### ASSIGNMENT
Repeat each entry exactly; omit all pictures.

### DATA FOR ANALYSIS
--------------------------------
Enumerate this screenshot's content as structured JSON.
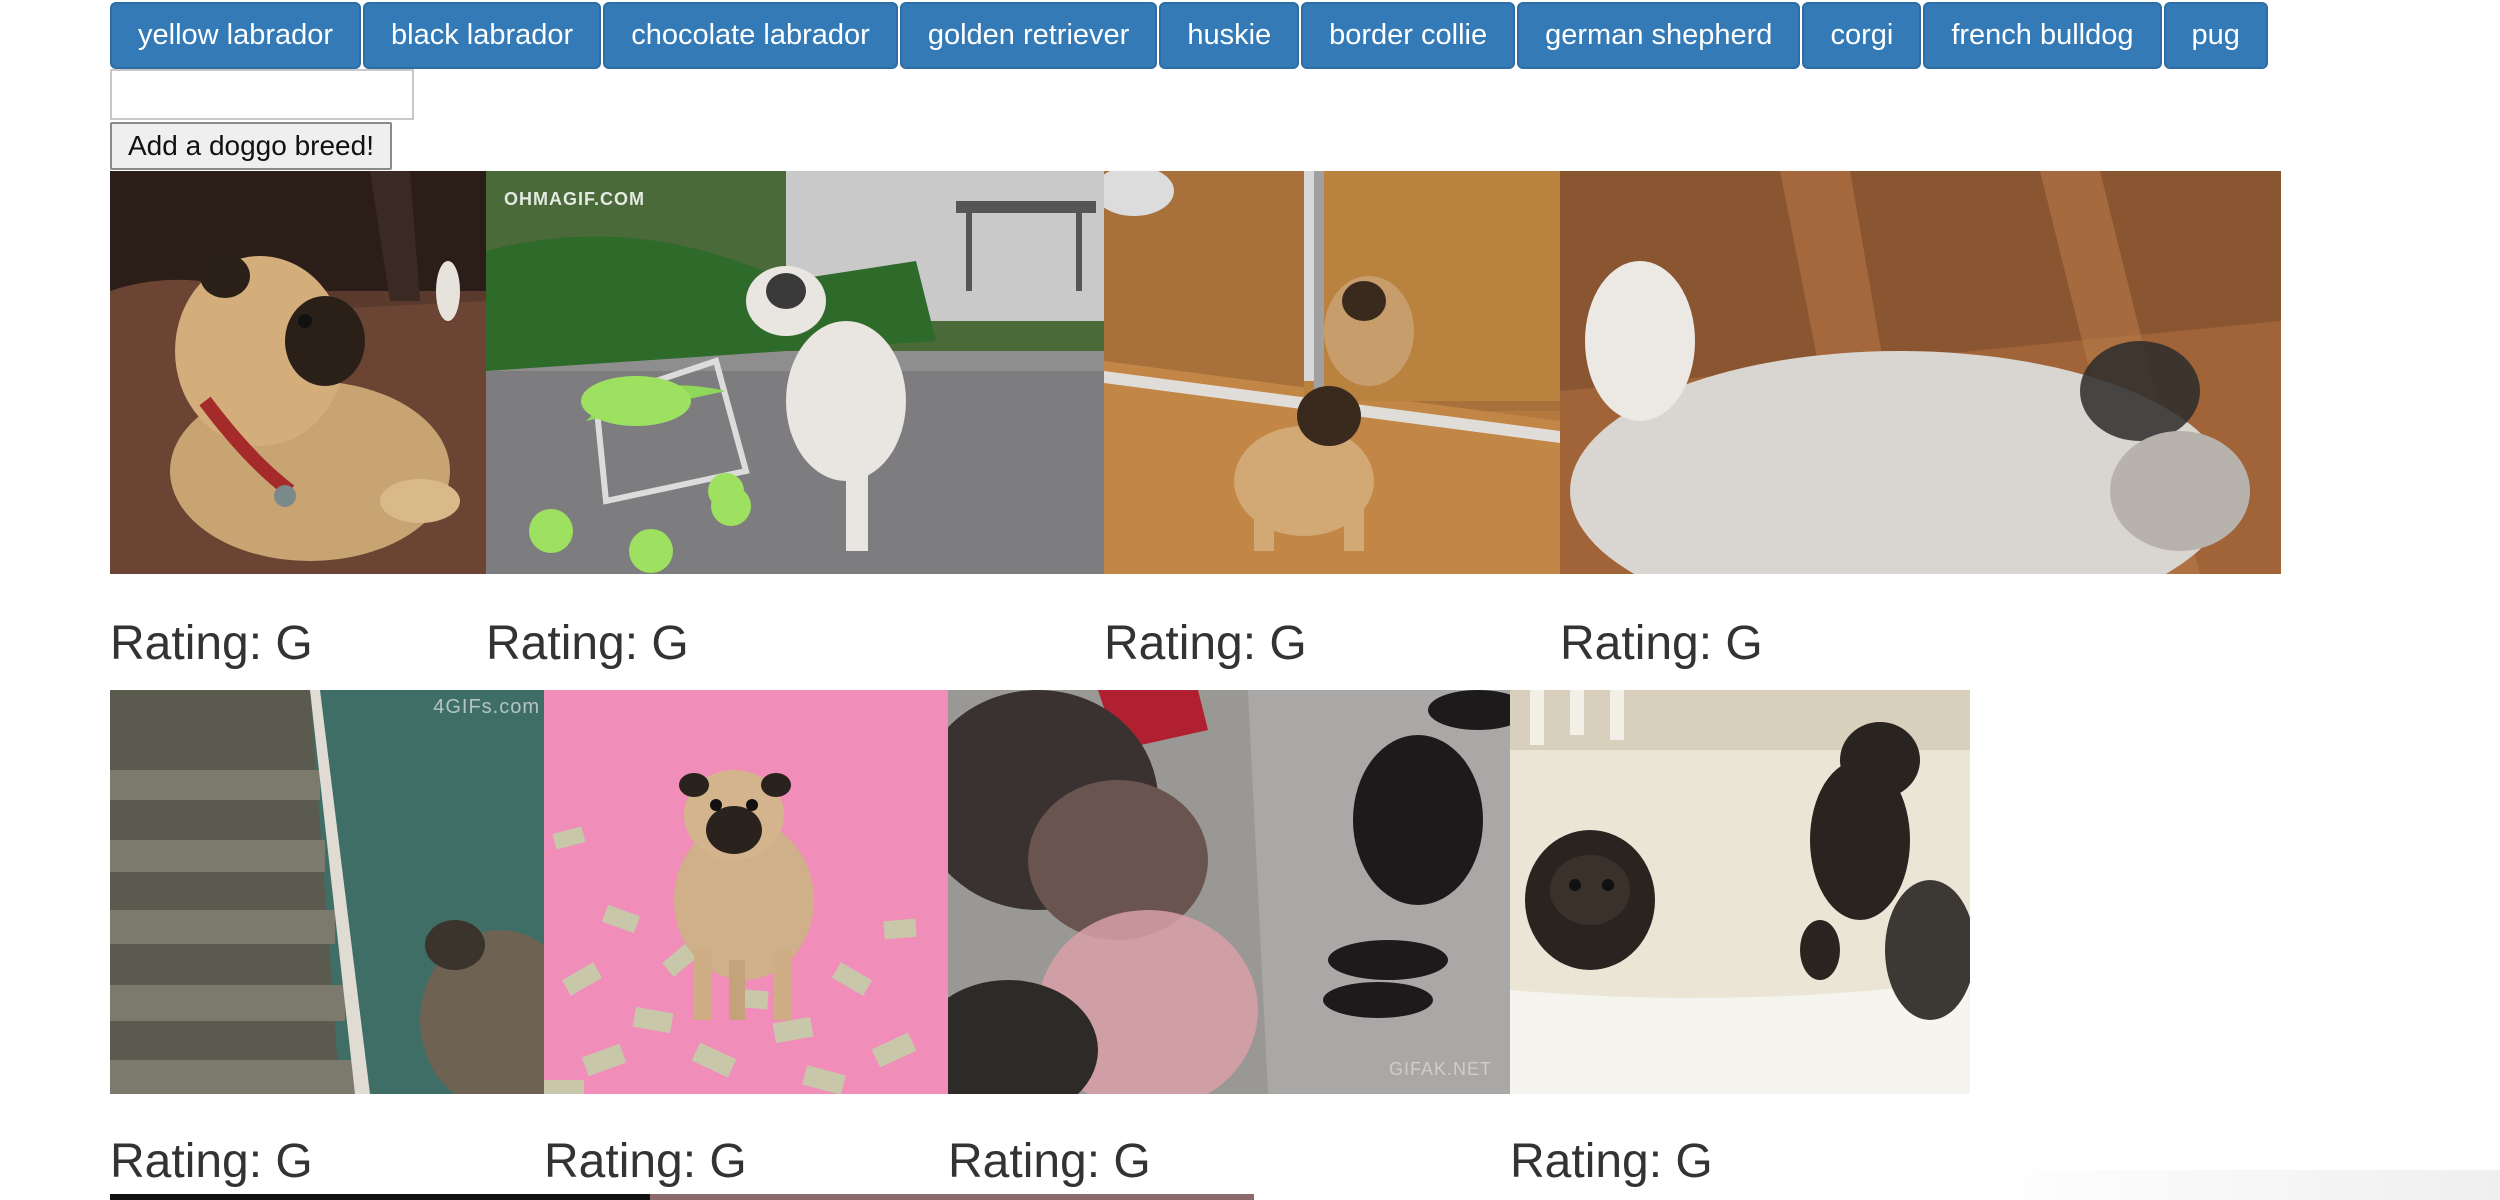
{
  "breed_buttons": [
    "yellow labrador",
    "black labrador",
    "chocolate labrador",
    "golden retriever",
    "huskie",
    "border collie",
    "german shepherd",
    "corgi",
    "french bulldog",
    "pug"
  ],
  "add_form": {
    "input_value": "",
    "submit_label": "Add a doggo breed!"
  },
  "gifs": [
    {
      "rating": "Rating: G"
    },
    {
      "rating": "Rating: G",
      "watermark": "OHMAGIF.COM"
    },
    {
      "rating": "Rating: G"
    },
    {
      "rating": "Rating: G"
    },
    {
      "rating": "Rating: G",
      "watermark": "4GIFs.com"
    },
    {
      "rating": "Rating: G"
    },
    {
      "rating": "Rating: G",
      "watermark": "GIFAK.NET"
    },
    {
      "rating": "Rating: G"
    }
  ],
  "colors": {
    "button_bg": "#337ab7",
    "button_border": "#2e6da4",
    "rating_text": "#333333"
  }
}
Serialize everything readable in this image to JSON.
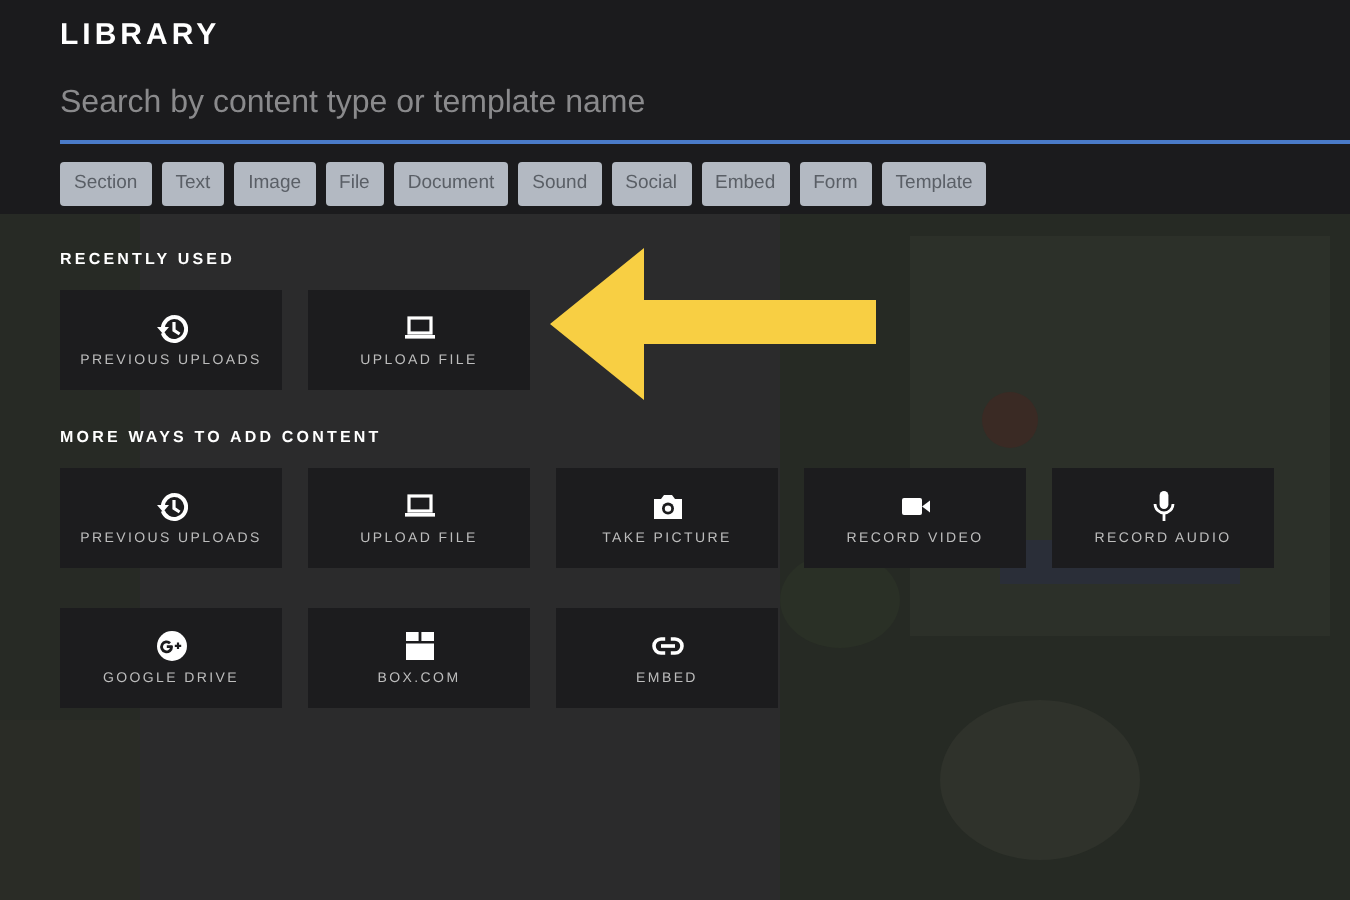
{
  "title": "LIBRARY",
  "search": {
    "placeholder": "Search by content type or template name"
  },
  "filters": [
    "Section",
    "Text",
    "Image",
    "File",
    "Document",
    "Sound",
    "Social",
    "Embed",
    "Form",
    "Template"
  ],
  "sections": [
    {
      "heading": "RECENTLY USED",
      "tiles": [
        {
          "label": "PREVIOUS UPLOADS",
          "kind": "history"
        },
        {
          "label": "UPLOAD FILE",
          "kind": "laptop"
        }
      ]
    },
    {
      "heading": "MORE WAYS TO ADD CONTENT",
      "tiles": [
        {
          "label": "PREVIOUS UPLOADS",
          "kind": "history"
        },
        {
          "label": "UPLOAD FILE",
          "kind": "laptop"
        },
        {
          "label": "TAKE PICTURE",
          "kind": "camera"
        },
        {
          "label": "RECORD VIDEO",
          "kind": "video"
        },
        {
          "label": "RECORD AUDIO",
          "kind": "mic"
        },
        {
          "label": "GOOGLE DRIVE",
          "kind": "gplus"
        },
        {
          "label": "BOX.COM",
          "kind": "box"
        },
        {
          "label": "EMBED",
          "kind": "link"
        }
      ]
    }
  ]
}
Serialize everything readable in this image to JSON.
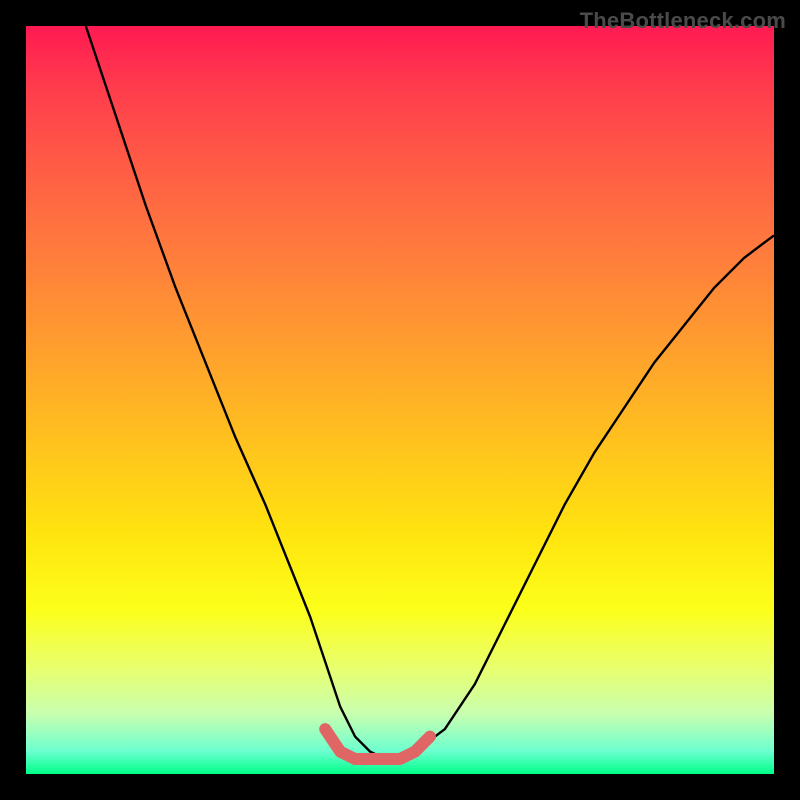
{
  "watermark": "TheBottleneck.com",
  "chart_data": {
    "type": "line",
    "title": "",
    "xlabel": "",
    "ylabel": "",
    "xlim": [
      0,
      100
    ],
    "ylim": [
      0,
      100
    ],
    "series": [
      {
        "name": "main-curve",
        "color": "#000000",
        "x": [
          8,
          12,
          16,
          20,
          24,
          28,
          32,
          34,
          36,
          38,
          40,
          42,
          44,
          46,
          48,
          50,
          52,
          56,
          60,
          64,
          68,
          72,
          76,
          80,
          84,
          88,
          92,
          96,
          100
        ],
        "values": [
          100,
          88,
          76,
          65,
          55,
          45,
          36,
          31,
          26,
          21,
          15,
          9,
          5,
          3,
          2,
          2,
          3,
          6,
          12,
          20,
          28,
          36,
          43,
          49,
          55,
          60,
          65,
          69,
          72
        ]
      },
      {
        "name": "highlight-segment",
        "color": "#e06666",
        "x": [
          40,
          42,
          44,
          46,
          48,
          50,
          52,
          54
        ],
        "values": [
          6,
          3,
          2,
          2,
          2,
          2,
          3,
          5
        ]
      }
    ]
  }
}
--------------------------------
### RESPONSE TO THE TASK
Enumerate this screenshot's content as structured JSON.
{
  "breed_buttons": [
    "yellow labrador",
    "black labrador",
    "chocolate labrador",
    "golden retriever",
    "huskie",
    "border collie",
    "german shepherd",
    "corgi",
    "french bulldog",
    "pug"
  ],
  "add_form": {
    "input_value": "",
    "submit_label": "Add a doggo breed!"
  },
  "gifs": [
    {
      "rating": "Rating: G"
    },
    {
      "rating": "Rating: G",
      "watermark": "OHMAGIF.COM"
    },
    {
      "rating": "Rating: G"
    },
    {
      "rating": "Rating: G"
    },
    {
      "rating": "Rating: G",
      "watermark": "4GIFs.com"
    },
    {
      "rating": "Rating: G"
    },
    {
      "rating": "Rating: G",
      "watermark": "GIFAK.NET"
    },
    {
      "rating": "Rating: G"
    }
  ],
  "colors": {
    "button_bg": "#337ab7",
    "button_border": "#2e6da4",
    "rating_text": "#333333"
  }
}
Serialize everything readable in this image to JSON.
{
  "title": "LIBRARY",
  "search": {
    "placeholder": "Search by content type or template name"
  },
  "filters": [
    "Section",
    "Text",
    "Image",
    "File",
    "Document",
    "Sound",
    "Social",
    "Embed",
    "Form",
    "Template"
  ],
  "sections": [
    {
      "heading": "RECENTLY USED",
      "tiles": [
        {
          "label": "PREVIOUS UPLOADS",
          "kind": "history"
        },
        {
          "label": "UPLOAD FILE",
          "kind": "laptop"
        }
      ]
    },
    {
      "heading": "MORE WAYS TO ADD CONTENT",
      "tiles": [
        {
          "label": "PREVIOUS UPLOADS",
          "kind": "history"
        },
        {
          "label": "UPLOAD FILE",
          "kind": "laptop"
        },
        {
          "label": "TAKE PICTURE",
          "kind": "camera"
        },
        {
          "label": "RECORD VIDEO",
          "kind": "video"
        },
        {
          "label": "RECORD AUDIO",
          "kind": "mic"
        },
        {
          "label": "GOOGLE DRIVE",
          "kind": "gplus"
        },
        {
          "label": "BOX.COM",
          "kind": "box"
        },
        {
          "label": "EMBED",
          "kind": "link"
        }
      ]
    }
  ]
}
Serialize everything readable in this image to JSON.
{
  "watermark": "TheBottleneck.com",
  "chart_data": {
    "type": "line",
    "title": "",
    "xlabel": "",
    "ylabel": "",
    "xlim": [
      0,
      100
    ],
    "ylim": [
      0,
      100
    ],
    "series": [
      {
        "name": "main-curve",
        "color": "#000000",
        "x": [
          8,
          12,
          16,
          20,
          24,
          28,
          32,
          34,
          36,
          38,
          40,
          42,
          44,
          46,
          48,
          50,
          52,
          56,
          60,
          64,
          68,
          72,
          76,
          80,
          84,
          88,
          92,
          96,
          100
        ],
        "values": [
          100,
          88,
          76,
          65,
          55,
          45,
          36,
          31,
          26,
          21,
          15,
          9,
          5,
          3,
          2,
          2,
          3,
          6,
          12,
          20,
          28,
          36,
          43,
          49,
          55,
          60,
          65,
          69,
          72
        ]
      },
      {
        "name": "highlight-segment",
        "color": "#e06666",
        "x": [
          40,
          42,
          44,
          46,
          48,
          50,
          52,
          54
        ],
        "values": [
          6,
          3,
          2,
          2,
          2,
          2,
          3,
          5
        ]
      }
    ]
  }
}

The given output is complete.